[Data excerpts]
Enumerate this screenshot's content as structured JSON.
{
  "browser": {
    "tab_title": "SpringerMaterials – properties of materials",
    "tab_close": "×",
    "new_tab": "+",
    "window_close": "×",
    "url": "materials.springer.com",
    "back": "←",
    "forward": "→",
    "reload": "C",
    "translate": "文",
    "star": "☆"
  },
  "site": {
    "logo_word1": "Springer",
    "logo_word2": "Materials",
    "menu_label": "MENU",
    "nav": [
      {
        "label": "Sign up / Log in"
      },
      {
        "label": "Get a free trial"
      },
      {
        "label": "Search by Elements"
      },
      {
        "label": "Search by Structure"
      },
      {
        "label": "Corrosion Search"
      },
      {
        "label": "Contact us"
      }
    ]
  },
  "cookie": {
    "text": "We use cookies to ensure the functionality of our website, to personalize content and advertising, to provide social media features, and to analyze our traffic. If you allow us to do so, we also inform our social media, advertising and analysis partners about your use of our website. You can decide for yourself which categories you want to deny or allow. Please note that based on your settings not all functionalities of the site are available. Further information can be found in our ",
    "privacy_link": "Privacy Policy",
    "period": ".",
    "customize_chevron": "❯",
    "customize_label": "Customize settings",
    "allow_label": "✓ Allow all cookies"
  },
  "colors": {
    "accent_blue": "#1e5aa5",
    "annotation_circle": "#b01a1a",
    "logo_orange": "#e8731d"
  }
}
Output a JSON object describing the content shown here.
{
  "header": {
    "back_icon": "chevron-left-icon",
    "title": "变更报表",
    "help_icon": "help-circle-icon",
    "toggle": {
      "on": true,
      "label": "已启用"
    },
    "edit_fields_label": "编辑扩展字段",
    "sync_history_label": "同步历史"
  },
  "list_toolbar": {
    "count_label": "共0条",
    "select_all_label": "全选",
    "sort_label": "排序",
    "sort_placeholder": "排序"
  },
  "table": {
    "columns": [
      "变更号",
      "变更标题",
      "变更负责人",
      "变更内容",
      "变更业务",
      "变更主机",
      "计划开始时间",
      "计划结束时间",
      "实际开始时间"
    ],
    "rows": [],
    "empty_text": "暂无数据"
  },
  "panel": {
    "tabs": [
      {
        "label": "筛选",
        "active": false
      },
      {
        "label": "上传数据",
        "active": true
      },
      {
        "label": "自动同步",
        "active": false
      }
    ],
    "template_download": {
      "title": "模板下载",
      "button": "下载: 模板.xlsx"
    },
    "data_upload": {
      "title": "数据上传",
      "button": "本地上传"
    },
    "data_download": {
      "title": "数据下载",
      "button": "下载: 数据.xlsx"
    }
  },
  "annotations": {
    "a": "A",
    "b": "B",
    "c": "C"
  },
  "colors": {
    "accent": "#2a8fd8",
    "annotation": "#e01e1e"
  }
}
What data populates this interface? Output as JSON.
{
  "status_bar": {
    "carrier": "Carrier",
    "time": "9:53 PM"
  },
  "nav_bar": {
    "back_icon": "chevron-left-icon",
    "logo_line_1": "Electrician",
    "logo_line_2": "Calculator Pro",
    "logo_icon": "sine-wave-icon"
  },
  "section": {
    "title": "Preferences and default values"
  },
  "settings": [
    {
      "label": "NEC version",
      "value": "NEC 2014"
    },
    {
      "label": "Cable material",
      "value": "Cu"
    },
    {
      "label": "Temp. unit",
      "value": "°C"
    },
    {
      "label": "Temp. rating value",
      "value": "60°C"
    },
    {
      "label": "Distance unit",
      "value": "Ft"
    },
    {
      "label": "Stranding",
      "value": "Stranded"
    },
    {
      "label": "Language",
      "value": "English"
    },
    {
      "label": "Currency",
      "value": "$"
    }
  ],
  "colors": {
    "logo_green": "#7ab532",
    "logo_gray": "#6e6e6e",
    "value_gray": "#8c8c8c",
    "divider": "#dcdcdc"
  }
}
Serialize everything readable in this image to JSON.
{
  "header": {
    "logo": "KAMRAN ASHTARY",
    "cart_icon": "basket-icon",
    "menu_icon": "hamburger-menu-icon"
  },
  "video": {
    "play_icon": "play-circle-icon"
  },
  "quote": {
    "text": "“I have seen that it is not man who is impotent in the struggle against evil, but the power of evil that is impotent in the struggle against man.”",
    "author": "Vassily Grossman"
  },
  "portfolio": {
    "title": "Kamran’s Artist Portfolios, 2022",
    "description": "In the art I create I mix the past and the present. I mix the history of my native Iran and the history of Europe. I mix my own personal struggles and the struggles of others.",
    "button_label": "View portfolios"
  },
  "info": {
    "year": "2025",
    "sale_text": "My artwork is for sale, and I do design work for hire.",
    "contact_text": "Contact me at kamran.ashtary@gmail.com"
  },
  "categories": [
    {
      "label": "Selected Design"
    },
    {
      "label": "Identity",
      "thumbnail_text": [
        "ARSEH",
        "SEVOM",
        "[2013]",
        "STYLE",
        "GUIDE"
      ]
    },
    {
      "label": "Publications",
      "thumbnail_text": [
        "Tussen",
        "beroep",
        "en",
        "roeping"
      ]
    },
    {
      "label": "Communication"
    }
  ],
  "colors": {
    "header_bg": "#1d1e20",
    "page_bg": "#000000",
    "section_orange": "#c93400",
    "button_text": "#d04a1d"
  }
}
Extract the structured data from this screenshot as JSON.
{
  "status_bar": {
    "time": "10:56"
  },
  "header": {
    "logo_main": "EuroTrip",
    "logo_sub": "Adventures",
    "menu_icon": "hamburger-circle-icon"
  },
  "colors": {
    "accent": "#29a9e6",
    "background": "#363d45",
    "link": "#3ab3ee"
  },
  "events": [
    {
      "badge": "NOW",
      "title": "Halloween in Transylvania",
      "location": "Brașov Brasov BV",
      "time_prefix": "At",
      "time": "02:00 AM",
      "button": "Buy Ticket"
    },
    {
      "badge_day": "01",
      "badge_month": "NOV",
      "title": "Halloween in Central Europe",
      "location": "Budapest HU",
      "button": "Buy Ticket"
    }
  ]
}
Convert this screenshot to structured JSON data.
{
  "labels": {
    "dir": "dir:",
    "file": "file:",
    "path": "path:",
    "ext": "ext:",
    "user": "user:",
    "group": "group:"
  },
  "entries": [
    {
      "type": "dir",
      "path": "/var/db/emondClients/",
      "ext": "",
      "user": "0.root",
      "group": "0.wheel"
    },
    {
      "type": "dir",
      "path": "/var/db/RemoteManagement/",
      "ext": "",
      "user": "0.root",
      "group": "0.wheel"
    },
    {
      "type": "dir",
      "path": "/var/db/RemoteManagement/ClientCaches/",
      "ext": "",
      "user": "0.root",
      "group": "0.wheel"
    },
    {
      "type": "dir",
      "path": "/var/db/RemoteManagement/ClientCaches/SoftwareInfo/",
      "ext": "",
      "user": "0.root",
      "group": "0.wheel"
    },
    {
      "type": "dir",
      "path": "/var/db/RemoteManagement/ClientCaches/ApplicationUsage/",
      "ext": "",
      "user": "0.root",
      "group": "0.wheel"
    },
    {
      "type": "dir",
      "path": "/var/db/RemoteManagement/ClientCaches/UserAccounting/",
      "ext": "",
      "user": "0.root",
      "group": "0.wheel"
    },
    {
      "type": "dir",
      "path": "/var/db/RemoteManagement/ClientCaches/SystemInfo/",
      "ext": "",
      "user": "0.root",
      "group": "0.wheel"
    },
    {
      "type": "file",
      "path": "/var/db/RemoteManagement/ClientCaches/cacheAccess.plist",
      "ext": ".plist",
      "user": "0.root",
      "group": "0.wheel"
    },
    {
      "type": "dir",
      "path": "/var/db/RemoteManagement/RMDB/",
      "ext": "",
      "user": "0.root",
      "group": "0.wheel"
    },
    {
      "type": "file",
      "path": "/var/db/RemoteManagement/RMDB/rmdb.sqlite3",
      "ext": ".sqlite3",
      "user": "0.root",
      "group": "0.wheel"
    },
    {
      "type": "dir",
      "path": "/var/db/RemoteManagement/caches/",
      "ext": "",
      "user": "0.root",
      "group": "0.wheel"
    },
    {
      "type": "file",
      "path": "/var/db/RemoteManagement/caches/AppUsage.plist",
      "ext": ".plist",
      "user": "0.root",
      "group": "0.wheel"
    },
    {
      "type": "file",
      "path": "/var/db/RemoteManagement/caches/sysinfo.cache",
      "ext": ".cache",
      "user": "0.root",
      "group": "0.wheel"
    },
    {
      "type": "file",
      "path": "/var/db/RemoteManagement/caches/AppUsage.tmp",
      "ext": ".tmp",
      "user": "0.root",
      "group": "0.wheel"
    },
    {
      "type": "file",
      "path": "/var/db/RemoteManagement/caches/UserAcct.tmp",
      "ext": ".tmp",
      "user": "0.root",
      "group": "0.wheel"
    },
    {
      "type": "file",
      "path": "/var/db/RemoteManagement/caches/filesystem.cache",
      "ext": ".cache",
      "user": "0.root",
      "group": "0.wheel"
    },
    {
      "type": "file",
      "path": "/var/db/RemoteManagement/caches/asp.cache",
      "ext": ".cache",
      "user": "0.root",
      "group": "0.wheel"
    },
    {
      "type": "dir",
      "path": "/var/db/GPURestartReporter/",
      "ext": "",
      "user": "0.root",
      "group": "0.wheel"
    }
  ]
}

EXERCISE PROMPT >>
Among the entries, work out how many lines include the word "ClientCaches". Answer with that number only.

RESPONSE >>
6